Excerpts from an interface dataset:
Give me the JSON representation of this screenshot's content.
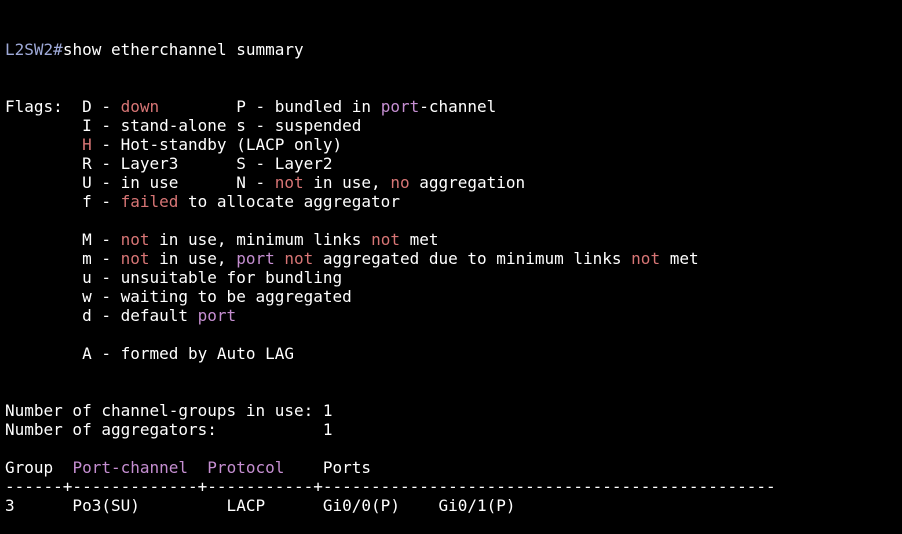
{
  "colors": {
    "background": "#000000",
    "text": "#ffffff",
    "hostname": "#9ea9d7",
    "keyword_red": "#d77575",
    "keyword_purple": "#c58ed1"
  },
  "prompt": {
    "hostname": "L2SW2",
    "symbol": "#",
    "command": "show etherchannel summary"
  },
  "lines": [
    [
      {
        "t": "Flags:  D - "
      },
      {
        "t": "down",
        "c": "red"
      },
      {
        "t": "        P - bundled in "
      },
      {
        "t": "port",
        "c": "purple"
      },
      {
        "t": "-channel"
      }
    ],
    [
      {
        "t": "        I - stand-alone s - suspended"
      }
    ],
    [
      {
        "t": "        "
      },
      {
        "t": "H",
        "c": "red"
      },
      {
        "t": " - Hot-standby (LACP only)"
      }
    ],
    [
      {
        "t": "        R - Layer3      S - Layer2"
      }
    ],
    [
      {
        "t": "        U - in use      N - "
      },
      {
        "t": "not",
        "c": "red"
      },
      {
        "t": " in use, "
      },
      {
        "t": "no",
        "c": "red"
      },
      {
        "t": " aggregation"
      }
    ],
    [
      {
        "t": "        f - "
      },
      {
        "t": "failed",
        "c": "red"
      },
      {
        "t": " to allocate aggregator"
      }
    ],
    [],
    [
      {
        "t": "        M - "
      },
      {
        "t": "not",
        "c": "red"
      },
      {
        "t": " in use, minimum links "
      },
      {
        "t": "not",
        "c": "red"
      },
      {
        "t": " met"
      }
    ],
    [
      {
        "t": "        m - "
      },
      {
        "t": "not",
        "c": "red"
      },
      {
        "t": " in use, "
      },
      {
        "t": "port",
        "c": "purple"
      },
      {
        "t": " "
      },
      {
        "t": "not",
        "c": "red"
      },
      {
        "t": " aggregated due to minimum links "
      },
      {
        "t": "not",
        "c": "red"
      },
      {
        "t": " met"
      }
    ],
    [
      {
        "t": "        u - unsuitable for bundling"
      }
    ],
    [
      {
        "t": "        w - waiting to be aggregated"
      }
    ],
    [
      {
        "t": "        d - default "
      },
      {
        "t": "port",
        "c": "purple"
      }
    ],
    [],
    [
      {
        "t": "        A - formed by Auto LAG"
      }
    ],
    [],
    [],
    [
      {
        "t": "Number of channel-groups in use: 1"
      }
    ],
    [
      {
        "t": "Number of aggregators:           1"
      }
    ],
    [],
    [
      {
        "t": "Group  "
      },
      {
        "t": "Port-channel",
        "c": "purple"
      },
      {
        "t": "  "
      },
      {
        "t": "Protocol",
        "c": "purple"
      },
      {
        "t": "    Ports"
      }
    ],
    [
      {
        "t": "------+-------------+-----------+-----------------------------------------------"
      }
    ],
    [
      {
        "t": "3      Po3(SU)         LACP      Gi0/0(P)    Gi0/1(P)"
      }
    ]
  ]
}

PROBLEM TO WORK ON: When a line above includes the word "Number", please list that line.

RESULT OF THE TASK:
        "t": "Number of channel-groups in use: 1"
        "t": "Number of aggregators:           1"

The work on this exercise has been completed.